"Find them at once. You had no right to let anyone touch them; you know I never allow anyone to carry my bag but yourself."

Madame Demidoff found it difficult to control her agitation, and Rôza peered anxiously round, trying to recognise the official who had charge of the precious bags.

"Did you say a customs official was carrying the things?" asked a porter, seeing the girl's distress; "it is such an unlikely thing for any of them to do, they are all too busy in here."

"He is not here at this moment," said Rôza; "it was a young man with a long brown beard and curly hair; he was in uniform."

"Every one of the officials connected with the custom-house is in the room at this moment, miss; I have known them all for years, not one is missing. I am beginning to be afraid you have been tricked by one of these clever robbers, who have done a deal of mischief before now at these customs stations; you see it is so easy to rob people here, especially ladies, as---"

"Rôza," gasped Madame Demidoff, who had overheard the man's last words, and now felt sick with terror, "look again! you must have been mistaken. . . . Where is my valise? . . .You are responsible for my valise . . . I shall accuse you of theft, unless you find my valise . . . I shall--"

She checked herself just in time, for an amused and interested crown of spectators began to assemble round her and her maid, eager to watch this elegantly dressed lady so completely losing her self-control over the loss of some small articles of luggage.

The second bell had already sounded; the passengers were preparing to resume their seats in the express.
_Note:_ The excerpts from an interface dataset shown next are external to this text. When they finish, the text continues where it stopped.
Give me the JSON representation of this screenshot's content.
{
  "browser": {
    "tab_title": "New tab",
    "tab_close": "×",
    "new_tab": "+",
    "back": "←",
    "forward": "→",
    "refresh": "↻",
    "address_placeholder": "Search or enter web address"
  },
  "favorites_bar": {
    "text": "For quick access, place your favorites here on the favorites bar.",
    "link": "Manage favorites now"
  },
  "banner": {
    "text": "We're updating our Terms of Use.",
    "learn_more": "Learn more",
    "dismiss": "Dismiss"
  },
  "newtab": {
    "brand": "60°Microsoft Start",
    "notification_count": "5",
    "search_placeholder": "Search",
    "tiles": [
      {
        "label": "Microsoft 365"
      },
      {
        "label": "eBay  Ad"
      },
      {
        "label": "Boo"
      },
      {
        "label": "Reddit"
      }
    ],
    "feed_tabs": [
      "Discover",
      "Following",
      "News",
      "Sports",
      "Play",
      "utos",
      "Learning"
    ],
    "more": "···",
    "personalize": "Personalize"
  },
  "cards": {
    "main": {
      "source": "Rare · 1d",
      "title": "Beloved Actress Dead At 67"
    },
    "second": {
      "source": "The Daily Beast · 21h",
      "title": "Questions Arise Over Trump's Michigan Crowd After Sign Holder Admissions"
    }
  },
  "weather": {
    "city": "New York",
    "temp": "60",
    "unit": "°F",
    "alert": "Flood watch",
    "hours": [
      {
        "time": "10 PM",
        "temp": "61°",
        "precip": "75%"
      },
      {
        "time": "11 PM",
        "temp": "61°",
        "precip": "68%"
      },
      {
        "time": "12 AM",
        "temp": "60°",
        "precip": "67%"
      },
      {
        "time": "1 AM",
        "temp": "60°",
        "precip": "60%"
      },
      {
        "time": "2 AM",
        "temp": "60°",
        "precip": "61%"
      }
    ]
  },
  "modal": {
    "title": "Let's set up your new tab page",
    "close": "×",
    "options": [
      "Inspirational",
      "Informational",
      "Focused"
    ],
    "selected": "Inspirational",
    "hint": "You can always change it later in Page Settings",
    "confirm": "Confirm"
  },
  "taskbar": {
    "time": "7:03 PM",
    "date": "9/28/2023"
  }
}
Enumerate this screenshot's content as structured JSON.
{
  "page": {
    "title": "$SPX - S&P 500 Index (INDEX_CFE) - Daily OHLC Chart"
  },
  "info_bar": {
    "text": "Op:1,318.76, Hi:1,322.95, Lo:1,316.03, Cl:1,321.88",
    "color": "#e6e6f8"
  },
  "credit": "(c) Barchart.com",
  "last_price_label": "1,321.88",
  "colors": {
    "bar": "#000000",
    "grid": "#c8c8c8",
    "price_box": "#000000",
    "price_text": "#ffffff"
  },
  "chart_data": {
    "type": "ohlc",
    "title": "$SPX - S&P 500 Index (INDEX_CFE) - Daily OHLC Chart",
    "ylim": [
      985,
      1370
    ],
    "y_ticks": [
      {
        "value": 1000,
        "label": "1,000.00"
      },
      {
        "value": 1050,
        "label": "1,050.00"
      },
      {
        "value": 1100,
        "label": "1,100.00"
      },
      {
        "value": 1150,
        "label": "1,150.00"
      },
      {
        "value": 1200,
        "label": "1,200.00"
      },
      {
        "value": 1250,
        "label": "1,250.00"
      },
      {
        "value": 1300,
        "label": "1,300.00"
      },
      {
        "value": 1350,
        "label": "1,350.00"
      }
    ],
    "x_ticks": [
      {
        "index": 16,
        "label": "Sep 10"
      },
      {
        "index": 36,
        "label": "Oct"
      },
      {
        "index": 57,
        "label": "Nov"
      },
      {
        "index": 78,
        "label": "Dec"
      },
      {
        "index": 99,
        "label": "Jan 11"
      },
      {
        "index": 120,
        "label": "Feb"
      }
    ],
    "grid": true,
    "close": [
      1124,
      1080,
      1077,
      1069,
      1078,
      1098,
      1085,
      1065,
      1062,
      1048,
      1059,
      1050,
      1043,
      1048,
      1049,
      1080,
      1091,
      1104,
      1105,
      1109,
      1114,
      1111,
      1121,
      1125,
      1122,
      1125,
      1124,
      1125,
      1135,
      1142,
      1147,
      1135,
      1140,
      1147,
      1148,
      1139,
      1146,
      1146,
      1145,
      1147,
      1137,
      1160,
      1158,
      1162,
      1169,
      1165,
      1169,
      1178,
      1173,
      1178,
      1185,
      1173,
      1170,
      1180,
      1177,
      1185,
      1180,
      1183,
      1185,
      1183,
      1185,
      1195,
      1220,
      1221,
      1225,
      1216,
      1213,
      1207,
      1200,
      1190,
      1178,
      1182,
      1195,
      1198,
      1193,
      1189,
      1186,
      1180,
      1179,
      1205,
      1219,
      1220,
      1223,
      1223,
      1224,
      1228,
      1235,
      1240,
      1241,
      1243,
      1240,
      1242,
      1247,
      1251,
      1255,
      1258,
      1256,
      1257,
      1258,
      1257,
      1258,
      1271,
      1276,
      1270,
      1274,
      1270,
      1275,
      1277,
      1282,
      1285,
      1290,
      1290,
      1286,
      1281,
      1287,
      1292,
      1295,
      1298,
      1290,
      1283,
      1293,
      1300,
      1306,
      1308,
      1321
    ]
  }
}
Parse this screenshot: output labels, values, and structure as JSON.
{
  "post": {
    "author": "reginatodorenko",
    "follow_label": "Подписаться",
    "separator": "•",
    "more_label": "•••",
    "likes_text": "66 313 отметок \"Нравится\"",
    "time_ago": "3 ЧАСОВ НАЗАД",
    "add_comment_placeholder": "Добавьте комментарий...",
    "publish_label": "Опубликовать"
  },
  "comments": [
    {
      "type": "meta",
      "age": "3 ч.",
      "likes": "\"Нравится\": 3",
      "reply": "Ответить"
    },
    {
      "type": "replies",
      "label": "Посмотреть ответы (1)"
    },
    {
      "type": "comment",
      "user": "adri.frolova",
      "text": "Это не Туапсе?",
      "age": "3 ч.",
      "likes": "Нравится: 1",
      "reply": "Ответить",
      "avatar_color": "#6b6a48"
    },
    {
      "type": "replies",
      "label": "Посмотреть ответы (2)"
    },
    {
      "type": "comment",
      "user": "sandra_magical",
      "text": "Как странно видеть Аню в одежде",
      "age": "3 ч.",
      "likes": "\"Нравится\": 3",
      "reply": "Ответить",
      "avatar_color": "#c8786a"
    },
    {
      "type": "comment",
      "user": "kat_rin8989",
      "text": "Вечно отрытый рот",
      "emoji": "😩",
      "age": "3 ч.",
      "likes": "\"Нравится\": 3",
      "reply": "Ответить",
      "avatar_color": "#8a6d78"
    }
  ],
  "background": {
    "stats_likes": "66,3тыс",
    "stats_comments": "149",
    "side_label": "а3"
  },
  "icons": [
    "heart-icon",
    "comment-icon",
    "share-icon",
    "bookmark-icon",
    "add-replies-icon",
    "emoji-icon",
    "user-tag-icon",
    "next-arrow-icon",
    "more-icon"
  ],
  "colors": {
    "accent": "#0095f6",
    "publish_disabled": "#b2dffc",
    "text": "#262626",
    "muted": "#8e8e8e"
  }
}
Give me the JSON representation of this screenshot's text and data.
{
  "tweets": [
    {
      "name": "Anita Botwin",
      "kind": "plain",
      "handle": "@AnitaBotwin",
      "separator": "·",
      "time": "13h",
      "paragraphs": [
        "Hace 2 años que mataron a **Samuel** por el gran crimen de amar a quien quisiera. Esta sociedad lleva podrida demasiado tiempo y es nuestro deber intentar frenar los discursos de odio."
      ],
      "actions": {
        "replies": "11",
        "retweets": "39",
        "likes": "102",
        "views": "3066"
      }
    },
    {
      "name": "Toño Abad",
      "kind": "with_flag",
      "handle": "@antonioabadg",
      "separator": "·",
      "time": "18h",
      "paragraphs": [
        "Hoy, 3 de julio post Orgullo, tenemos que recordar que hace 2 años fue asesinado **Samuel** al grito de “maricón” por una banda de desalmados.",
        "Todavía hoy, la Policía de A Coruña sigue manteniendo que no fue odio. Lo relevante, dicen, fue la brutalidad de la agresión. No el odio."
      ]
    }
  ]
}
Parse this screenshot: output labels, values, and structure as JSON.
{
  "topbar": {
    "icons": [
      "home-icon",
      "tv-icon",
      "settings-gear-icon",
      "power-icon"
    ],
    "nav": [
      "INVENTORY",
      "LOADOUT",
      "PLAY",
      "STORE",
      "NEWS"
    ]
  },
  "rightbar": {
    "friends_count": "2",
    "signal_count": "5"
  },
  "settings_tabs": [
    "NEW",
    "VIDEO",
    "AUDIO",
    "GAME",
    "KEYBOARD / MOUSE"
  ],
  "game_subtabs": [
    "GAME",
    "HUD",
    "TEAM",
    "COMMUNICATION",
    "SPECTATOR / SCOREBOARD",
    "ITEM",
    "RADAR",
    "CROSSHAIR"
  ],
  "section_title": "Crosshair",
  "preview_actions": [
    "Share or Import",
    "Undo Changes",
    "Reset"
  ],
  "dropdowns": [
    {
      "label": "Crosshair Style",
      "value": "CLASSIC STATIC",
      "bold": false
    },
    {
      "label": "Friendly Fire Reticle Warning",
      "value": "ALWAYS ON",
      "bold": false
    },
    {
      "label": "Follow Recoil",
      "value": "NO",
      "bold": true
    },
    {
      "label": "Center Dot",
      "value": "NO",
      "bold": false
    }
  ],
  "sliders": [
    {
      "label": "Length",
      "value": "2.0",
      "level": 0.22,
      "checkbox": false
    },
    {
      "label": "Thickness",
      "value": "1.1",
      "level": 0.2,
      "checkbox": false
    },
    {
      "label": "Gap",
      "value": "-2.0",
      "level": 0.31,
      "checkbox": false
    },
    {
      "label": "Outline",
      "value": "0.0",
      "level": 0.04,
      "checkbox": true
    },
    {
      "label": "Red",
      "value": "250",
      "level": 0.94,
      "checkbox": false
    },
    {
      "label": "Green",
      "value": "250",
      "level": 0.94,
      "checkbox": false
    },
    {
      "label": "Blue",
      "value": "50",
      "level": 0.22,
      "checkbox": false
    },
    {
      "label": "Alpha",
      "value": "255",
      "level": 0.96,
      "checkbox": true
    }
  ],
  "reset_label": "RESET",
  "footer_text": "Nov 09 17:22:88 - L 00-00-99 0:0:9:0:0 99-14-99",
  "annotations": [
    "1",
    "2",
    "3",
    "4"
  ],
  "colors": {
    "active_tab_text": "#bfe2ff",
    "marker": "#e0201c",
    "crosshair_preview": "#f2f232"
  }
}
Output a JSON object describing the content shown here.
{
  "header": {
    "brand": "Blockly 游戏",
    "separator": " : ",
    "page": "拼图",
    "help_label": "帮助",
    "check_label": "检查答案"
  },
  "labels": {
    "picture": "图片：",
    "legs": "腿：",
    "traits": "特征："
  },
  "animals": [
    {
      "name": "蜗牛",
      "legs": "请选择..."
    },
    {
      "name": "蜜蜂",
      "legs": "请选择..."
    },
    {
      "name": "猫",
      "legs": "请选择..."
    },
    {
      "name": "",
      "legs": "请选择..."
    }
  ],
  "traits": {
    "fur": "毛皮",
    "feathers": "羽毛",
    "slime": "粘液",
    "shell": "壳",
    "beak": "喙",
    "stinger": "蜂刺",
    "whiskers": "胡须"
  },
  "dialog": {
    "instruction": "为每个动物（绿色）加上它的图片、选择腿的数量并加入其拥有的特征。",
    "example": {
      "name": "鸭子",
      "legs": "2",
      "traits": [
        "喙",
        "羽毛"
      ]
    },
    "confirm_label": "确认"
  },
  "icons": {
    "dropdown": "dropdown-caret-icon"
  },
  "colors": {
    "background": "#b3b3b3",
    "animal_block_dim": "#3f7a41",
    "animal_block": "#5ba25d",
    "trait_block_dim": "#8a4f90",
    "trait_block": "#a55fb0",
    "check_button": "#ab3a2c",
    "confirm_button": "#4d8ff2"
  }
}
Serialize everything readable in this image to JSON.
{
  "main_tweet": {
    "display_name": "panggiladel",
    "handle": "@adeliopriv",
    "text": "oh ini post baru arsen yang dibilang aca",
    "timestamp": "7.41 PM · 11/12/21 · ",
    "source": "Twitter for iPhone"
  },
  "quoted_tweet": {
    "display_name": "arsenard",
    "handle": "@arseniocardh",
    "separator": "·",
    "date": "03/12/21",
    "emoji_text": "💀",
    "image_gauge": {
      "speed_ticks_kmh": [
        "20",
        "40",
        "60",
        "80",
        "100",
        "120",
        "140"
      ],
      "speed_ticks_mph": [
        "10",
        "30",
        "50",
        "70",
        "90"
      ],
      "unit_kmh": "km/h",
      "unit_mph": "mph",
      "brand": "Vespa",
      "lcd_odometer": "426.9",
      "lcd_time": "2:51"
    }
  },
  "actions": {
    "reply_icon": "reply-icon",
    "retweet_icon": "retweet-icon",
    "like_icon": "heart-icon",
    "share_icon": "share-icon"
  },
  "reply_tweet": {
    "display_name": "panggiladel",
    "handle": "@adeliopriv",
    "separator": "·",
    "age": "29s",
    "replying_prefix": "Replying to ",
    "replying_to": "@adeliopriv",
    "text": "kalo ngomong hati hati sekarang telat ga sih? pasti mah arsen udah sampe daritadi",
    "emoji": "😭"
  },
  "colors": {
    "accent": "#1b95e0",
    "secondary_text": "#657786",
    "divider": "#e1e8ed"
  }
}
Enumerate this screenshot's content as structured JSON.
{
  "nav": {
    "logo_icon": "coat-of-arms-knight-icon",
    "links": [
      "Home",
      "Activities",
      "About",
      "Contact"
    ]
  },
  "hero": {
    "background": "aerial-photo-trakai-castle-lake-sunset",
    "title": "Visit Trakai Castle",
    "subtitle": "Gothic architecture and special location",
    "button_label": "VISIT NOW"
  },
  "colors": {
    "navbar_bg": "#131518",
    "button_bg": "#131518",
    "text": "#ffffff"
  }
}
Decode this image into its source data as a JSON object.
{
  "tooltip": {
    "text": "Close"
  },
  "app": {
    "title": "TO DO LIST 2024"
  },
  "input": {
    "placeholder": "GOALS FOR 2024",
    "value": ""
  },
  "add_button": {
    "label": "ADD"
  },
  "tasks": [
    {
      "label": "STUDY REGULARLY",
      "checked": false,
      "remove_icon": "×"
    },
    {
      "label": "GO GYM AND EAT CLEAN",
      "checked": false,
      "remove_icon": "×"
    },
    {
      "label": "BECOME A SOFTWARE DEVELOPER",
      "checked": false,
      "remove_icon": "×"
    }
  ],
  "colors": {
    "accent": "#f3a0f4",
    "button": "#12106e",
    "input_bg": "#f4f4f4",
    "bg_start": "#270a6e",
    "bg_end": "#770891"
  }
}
Madame Demidoff, seeing the piercing eyes of one or two officials fixed searchingly at her, felt the necessity of pulling herself together. Her long knowledge of the world--the official world--told her of the danger of betraying too much emotion over apparent trifles, lest those trifles became thereby an object of suspicion. Regaining her sang-froid, she turned to the porters, who stood gaping round, and said with calmness:

"My valise and dressing-bag contained some very valuable jewellery. I will give a thousand guldens for their recovery, two thousand if I have them back before dawn. In the meanwhile one of you take my luggage to a cab, and I shall be glad to know the name of the best hotel in this town, where I shall stay until my property is recovered. I must interview the police at once, that is, I suppose, as early in the morning as possible."

"Rôza," she added, turning to her poor discomfited maid, while her orders were being promptly and noiselessly carried out, "here are a month's wages, and the money to pay your fare back to Vienna; do not ever let me set eyes on you again."

After that she walked gracefully and steadily across the room, got into a cab, and was driven to the hotel, while poor Rôza was left to be consoled by the kind porter, until the next train started back for Vienna.